Given Dali’s views on Hitler and Franco, it may be surprising to learn that he produced a series called Aliyah, the Rebirth of Israel, a set of twenty-five mixed-media paintings commissioned in 1967 by Shorewood Publishers to be issued in honor of Israel’s 20th anniversary. Displaying remarkable sensitivity and understanding and a keen grasp of the immutable connection between Jews, the Torah, and Eretz Yisrael, the series highlights biblical verses and important moments in Jewish history. Consistent with his preference for this type of commission, Dalí executed his mixed-media paintings in gouache, watercolor, and Indian ink on paper, which he then reproduced as lithographs and published in a limited edition of 250 sets, which included a letter of introduction by Ben Gurion.
The April 1968 issue of Hadassah Magazine marking Israel’s 20th anniversary described Dali’s Aliyah series as:
An epic history of the return of the Jewish people to their homeland – expressed in 25 bold, dramatic, yet sensitive drawings, sketches and watercolor paintings by the surrealist master, Salvador Dali – will shortly be added to the art treasure of Israel and museums and collectors throughout the world. Appropriately titled “Aliyah, The Rebirth of Israel,” the series of paintings captures the spirit of the Jews from the first days of the exile and for nearly 2,000 years in the diaspora until their final return to their cherished soil of Israel.

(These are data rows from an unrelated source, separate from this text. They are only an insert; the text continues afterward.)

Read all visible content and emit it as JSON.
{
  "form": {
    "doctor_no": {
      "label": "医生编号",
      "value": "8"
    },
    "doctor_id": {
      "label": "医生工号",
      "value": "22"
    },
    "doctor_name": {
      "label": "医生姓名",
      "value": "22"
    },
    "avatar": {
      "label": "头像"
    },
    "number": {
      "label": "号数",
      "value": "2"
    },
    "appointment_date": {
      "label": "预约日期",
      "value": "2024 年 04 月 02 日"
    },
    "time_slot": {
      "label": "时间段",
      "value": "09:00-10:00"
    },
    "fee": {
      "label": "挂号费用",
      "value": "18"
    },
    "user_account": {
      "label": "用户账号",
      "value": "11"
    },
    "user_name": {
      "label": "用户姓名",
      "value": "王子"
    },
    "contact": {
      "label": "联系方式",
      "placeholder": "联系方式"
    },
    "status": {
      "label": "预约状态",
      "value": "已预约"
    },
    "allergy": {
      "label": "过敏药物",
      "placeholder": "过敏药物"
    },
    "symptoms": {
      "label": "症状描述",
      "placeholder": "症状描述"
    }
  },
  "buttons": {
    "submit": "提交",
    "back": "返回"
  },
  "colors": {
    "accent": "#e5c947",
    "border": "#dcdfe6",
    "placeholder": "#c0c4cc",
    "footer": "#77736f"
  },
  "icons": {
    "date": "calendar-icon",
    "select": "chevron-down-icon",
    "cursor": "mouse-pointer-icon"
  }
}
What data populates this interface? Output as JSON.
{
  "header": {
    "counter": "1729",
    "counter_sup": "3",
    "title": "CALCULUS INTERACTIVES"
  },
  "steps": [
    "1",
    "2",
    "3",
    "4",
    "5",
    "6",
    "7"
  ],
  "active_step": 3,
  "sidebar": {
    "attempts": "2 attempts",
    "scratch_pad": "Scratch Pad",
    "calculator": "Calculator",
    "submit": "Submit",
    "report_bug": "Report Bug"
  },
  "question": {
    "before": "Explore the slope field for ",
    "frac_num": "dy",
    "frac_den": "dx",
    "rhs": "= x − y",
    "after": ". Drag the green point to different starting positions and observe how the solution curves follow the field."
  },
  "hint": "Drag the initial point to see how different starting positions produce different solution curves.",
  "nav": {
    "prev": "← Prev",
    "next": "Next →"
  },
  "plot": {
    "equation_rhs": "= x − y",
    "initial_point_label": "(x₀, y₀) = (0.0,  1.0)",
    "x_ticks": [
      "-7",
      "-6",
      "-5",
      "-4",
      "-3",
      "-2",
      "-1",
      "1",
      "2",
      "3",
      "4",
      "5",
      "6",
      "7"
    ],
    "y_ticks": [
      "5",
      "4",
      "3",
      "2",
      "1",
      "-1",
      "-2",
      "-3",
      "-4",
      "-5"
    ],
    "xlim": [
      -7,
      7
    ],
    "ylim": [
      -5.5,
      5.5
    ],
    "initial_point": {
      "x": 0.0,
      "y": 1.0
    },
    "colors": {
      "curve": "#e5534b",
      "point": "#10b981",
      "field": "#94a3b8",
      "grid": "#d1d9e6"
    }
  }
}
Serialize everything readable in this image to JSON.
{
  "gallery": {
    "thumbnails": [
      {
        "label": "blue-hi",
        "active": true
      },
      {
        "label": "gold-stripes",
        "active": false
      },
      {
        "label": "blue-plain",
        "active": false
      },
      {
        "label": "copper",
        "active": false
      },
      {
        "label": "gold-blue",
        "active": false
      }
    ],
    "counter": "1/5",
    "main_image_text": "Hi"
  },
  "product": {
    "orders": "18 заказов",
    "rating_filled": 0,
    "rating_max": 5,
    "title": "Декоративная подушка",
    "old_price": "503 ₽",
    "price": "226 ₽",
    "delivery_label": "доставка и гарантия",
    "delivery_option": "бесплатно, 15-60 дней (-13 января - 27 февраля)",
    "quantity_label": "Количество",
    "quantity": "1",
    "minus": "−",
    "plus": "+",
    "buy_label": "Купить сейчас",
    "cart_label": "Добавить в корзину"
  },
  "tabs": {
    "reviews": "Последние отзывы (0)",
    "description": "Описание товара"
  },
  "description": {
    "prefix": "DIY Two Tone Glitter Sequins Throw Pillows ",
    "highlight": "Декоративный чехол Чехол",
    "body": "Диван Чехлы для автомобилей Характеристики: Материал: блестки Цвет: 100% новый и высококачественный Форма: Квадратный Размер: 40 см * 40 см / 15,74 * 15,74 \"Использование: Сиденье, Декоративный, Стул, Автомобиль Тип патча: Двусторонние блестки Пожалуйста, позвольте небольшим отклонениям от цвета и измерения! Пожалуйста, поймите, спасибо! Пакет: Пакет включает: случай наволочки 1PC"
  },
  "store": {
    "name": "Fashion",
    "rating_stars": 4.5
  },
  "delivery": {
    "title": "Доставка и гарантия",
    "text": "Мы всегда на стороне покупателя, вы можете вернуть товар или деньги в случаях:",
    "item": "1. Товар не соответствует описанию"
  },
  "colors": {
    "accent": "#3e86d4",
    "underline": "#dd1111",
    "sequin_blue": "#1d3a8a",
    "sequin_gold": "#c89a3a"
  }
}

Embracing a wide spectrum of moods, from gaiety to deep drama to stark tragedy, it culminates in the ultimate triumph of justice and the joyous restoration of the nation. The world premiere exhibit of the series is scheduled for April 1 at the Gallery of Modern Art (Huntington Hartford Museum) in New York, for the benefit of Bonds for Israel. Following 20 days of public showing, lithographs of the set will go on view in Israel and in leading cities of the United States and Europe. Commissioned by Shorewood Publishers, a New York firm noted for publications of art, Dali devoted two years to the completion of this monumental task.
His chronicles of the people are clearly stamped with his own unique poetic expression. Some are extremely lyrical, others sweeping and epic . . . According to Shorewood, following sale of the original paintings, 250 sets of lithographs will be made available to leading museums and individual collectors. Portfolio No. 1 will be presented as a gift to the Israel Museum in Jerusalem where an exhibit of all the originals is slated to coincide with the celebration of the 20th anniversary of Israel’s independence.
According to the Salvador Dalí Foundation website, his motive was “to illustrate the various meanings of the Hebrew word ‘Aliyah,’ which means literally ‘migration to the land of Israel,’ [and] the artist took inspiration from the Old Testament as well as contemporary history.” But had he really developed over time a sincere connection to Judaism and empathy for Zionism, or was the Aliyah series merely the artist’s attempt to build a Jewish market and exploit Jews for commercial benefit? Some art historians suggest that he may have had a change of heart when he saw biblical prophecies coming to life with the rebirth of Israel and thereafter, and others argue that he may have been adding to his mystique, generating attention, and reaping financial gain. At the end of the day, it is impossible to ascertain the truth of what motivated him.